Which is where Dr Blinder and his book come in.
What gives Wanjiku’s work added edge is the coronavirus pandemic with its lockdowns forcing unhappy couples into ever closer contact.
Women’s groups have warned of the consequences, and a British chief constable warned his force to be ready to deal with an upsurge in domestic violence, including murders.
Two of Wanjiku’s Dualities are currently hanging at the One-Off gallery in Rosslyn, west of Nairobi, among the highlights of a show by gallery artists called Newest Works that replaces a scheduled exhibition by Lisa Milroy and Wambui Kamiru, postponed because of the virus crisis. For now, it can be accessed only by appointment or online at www.oneoffafrica.com.
Face to face, these works by Wanjiku, each 150 by 100cm, project real power and even online, although the scale and texture are absent, they radiate authority.
The key word in their titles, Dualities, highlights a constant in Wanjiku’s work; the interplay of opposites.
In her Straitjackets series, for example, the subjects were freedom and restriction, in her Mourning a Memory paintings at the One-Off last year the artist focused on the internal gaze and considered past and present.
Now she has taken the classic image of two figures, separate or merged, to highlight the contrast between our hopes and reality through the lens of places of safety that become arenas for violence.
As in most of this artist’s work the compositions are simple and strong; one or two figures set against neutral backgrounds. They are the actors, the canvas their stage.
In each, two figures align—one dark, the other lighter as Wanjiku modulates her palette of browns and pinks, the colours of our flesh. Close up can be seen glints of red, prussian blue and green, the scent of death and putrefaction.
Mysterious and moving, these messengers for the painter watch us as we watch them.
In spite of the possibility of a more literal interpretation, in which the figures are separate, each with its own sentient considerations, they are in fact one; each painting a metaphor for two parts of the same person.
For we are looking at the pale flesh of our aspirations set against the darker reality. We are seeing the rawness of being.
This is clearer in Dualities of Excess and Repression IV, the most immediately powerful of the two paintings, with the flesh of both figures stripped to show the whitened bones of a shared ribcage, as deceit and pretence are peeled back to reveal truth. The midriff of the two images merge and contain a single foetus.

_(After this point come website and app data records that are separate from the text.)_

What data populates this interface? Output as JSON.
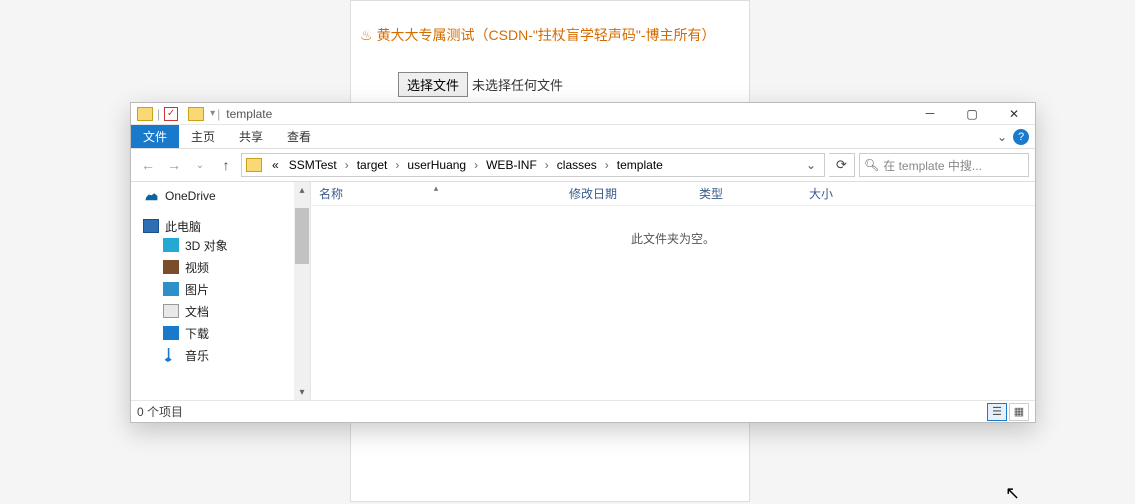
{
  "bg": {
    "header": "黄大大专属测试（CSDN-\"拄杖盲学轻声码\"-博主所有）",
    "choose_btn": "选择文件",
    "no_file": "未选择任何文件"
  },
  "titlebar": {
    "title": "template"
  },
  "ribbon": {
    "file": "文件",
    "home": "主页",
    "share": "共享",
    "view": "查看"
  },
  "nav_buttons": {
    "back": "←",
    "forward": "→",
    "up": "↑"
  },
  "breadcrumbs": {
    "prefix": "«",
    "items": [
      "SSMTest",
      "target",
      "userHuang",
      "WEB-INF",
      "classes",
      "template"
    ]
  },
  "search": {
    "placeholder": "在 template 中搜..."
  },
  "navpane": {
    "onedrive": "OneDrive",
    "thispc": "此电脑",
    "items": [
      {
        "icon": "ico-3d",
        "label": "3D 对象"
      },
      {
        "icon": "ico-video",
        "label": "视频"
      },
      {
        "icon": "ico-pic",
        "label": "图片"
      },
      {
        "icon": "ico-doc",
        "label": "文档"
      },
      {
        "icon": "ico-down",
        "label": "下载"
      },
      {
        "icon": "ico-music",
        "label": "音乐"
      }
    ]
  },
  "columns": {
    "name": "名称",
    "date": "修改日期",
    "type": "类型",
    "size": "大小"
  },
  "empty_text": "此文件夹为空。",
  "status": {
    "count": "0 个项目"
  }
}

This symbolises the artist’s belief that systems that suffer from inbuilt inequality, where laws are made mainly by men and impact on women, encourage men to turn on their loved ones.
The foetus exemplifies Wanjiku’s disgust at a recent change in abortion law in Alabama, US, which took away a woman’s right to choose.
“Humanity gets lost in the mechanism of law-making,” Wanjiku told me. “My current paintings are about who we are and what we want to become.”
Researching the way that loss of humanity can lead to domestic violence, the artist found that in 2018-19 there were at least 47 cases of murder or manslaughter of women by their husbands or lovers on file in Kenya alone.
In the other work, Dualites of Excess and Repression II, the paler female form is sharply delineated while the other threatens to envelope it, projecting this looming symbol of reality as a harbinger of death.
Both these paintings are in Wanjiku’s instantly recognisable style; sonorous and brooding with a compelling beauty born of the skillful manipulation of a restricted palette and mastery of form.
It is the weight of the message combined with its seductive presentation that defines world class art.
And these two paintings, surely, are world class.